Determine how many lines in the records hold "back", and give that number with nothing added.
══ AVAILABLE RECORDS
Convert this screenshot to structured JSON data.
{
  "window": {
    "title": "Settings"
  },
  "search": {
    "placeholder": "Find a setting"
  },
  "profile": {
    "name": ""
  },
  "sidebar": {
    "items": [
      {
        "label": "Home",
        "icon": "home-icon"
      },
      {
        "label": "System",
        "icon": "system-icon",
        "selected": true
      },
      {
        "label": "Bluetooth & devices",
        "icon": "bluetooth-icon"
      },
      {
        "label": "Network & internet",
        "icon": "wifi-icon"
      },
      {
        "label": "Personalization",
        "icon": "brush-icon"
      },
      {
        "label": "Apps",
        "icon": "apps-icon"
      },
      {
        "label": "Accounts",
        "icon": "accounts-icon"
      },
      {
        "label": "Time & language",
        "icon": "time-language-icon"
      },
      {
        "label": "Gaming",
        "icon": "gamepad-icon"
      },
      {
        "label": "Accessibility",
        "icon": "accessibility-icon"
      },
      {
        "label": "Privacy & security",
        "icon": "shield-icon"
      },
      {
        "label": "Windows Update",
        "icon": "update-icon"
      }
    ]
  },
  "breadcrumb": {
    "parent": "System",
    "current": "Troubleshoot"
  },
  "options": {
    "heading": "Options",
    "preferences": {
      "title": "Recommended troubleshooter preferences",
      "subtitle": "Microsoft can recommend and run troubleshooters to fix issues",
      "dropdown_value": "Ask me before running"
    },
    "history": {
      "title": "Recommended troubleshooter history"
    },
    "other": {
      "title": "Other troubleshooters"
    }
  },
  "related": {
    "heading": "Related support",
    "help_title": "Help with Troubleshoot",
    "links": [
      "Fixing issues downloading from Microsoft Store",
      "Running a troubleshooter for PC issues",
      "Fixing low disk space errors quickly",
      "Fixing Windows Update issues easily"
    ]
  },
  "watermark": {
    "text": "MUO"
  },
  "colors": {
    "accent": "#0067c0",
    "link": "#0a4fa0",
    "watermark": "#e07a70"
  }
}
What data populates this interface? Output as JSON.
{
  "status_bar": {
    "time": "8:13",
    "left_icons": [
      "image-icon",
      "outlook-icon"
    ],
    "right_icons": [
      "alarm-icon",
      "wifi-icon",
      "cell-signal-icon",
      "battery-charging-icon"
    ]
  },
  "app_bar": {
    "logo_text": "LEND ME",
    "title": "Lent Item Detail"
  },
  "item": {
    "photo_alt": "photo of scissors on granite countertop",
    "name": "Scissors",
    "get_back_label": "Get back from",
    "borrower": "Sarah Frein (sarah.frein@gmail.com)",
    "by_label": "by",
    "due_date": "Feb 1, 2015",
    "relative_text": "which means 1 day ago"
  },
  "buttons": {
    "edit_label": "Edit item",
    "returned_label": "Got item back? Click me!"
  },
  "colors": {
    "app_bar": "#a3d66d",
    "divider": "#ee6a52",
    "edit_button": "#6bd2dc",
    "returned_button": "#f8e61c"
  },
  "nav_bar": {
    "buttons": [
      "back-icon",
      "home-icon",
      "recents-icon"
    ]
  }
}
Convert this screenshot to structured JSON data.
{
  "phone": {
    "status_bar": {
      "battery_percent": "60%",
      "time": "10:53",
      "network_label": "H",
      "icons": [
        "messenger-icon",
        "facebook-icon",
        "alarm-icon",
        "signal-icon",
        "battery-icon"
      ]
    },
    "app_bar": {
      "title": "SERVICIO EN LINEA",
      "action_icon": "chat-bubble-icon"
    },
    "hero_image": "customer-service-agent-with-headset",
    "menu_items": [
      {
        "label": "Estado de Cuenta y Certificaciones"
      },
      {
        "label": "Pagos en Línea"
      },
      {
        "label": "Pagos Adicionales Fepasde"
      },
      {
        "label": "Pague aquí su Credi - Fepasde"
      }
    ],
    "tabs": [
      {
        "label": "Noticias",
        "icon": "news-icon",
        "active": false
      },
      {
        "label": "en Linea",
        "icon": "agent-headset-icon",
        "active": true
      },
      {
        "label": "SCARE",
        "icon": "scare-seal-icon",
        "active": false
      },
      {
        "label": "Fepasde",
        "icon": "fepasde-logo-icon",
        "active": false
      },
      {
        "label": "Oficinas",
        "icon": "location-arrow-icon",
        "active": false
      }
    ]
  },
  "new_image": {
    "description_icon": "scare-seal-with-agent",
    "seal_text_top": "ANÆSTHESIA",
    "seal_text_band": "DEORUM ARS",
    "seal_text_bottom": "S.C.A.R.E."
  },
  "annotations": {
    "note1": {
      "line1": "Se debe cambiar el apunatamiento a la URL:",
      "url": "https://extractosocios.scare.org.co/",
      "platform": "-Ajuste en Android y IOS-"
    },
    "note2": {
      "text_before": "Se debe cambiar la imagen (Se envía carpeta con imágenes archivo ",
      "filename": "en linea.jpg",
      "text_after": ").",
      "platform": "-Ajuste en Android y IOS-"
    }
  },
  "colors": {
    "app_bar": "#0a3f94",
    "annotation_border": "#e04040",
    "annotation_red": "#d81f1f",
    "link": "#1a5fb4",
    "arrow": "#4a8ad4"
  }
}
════
ANSWER SPACE =
3